Many jobs in health care require an educational commitment that’s out of reach for many, but here’s an exception. Pharmacy technicians help dispense prescription medication to customers or health professionals. They work under the supervision of a pharmacist, who confirms that the prescription is accurate. They receive written prescriptions and confirm their accuracy. They measure out medications before packaging and labeling them. In many states, they can also compound or mix medications. Some technicians specialize in oncology or chemotherapy drugs.
Pharmacy technicians primarily work in retail drug stores and hospitals. In hospital pharmacy, technicians work primarily with IV bags, often under sterile conditions.

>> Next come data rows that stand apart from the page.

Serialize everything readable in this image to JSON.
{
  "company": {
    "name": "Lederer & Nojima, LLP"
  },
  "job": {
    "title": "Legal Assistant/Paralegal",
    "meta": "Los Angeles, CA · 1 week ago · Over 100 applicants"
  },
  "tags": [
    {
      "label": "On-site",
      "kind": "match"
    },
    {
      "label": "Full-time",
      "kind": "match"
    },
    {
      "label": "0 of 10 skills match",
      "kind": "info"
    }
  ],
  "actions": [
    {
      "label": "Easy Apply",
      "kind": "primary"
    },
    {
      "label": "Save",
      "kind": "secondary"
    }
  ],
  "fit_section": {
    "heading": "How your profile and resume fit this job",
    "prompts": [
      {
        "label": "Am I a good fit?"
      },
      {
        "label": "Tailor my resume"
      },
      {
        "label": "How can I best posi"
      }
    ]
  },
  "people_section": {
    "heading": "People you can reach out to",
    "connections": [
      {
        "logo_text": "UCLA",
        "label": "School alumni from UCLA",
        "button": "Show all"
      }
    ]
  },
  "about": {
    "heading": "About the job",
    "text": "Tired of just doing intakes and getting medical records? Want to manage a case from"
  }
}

- Collect information needed to fill prescription requests from customers or health professionals
- Measure medication
- Understand the names, uses and doses of medications

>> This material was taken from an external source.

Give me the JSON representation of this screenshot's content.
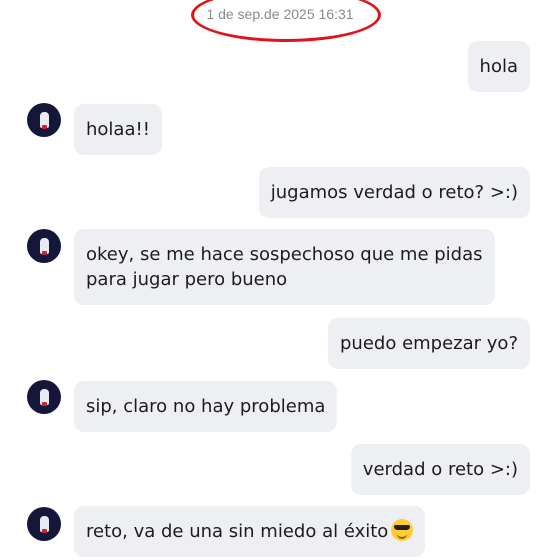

- Organize inventory and alert pharmacists to any shortages
- Accept payment for prescriptions and process insurance claims
- Enter patient information into a computer system
- Answer phone calls
- Maintain safety by adhering to infection-control procedures and regulations
Most employers require a high school diploma or equivalent. Some look for candidates who have completed a program in pharmacy technology from a community college or technical school, but some offer on-the-job training. Programs last from one to two years. In addition, most pharmacies offer on-the-job training to give trainees time to earn the relevant certificates. Most states allow trainees a grace period for certification.
State rules regulating pharmacy technicians vary, but in general, they will have to pass an exam or complete an education or training program to work in that state.
- Have excellent customer service skills
- Are detail-oriented
- Have excellent listening skills
- Have strong math skills
- Are organized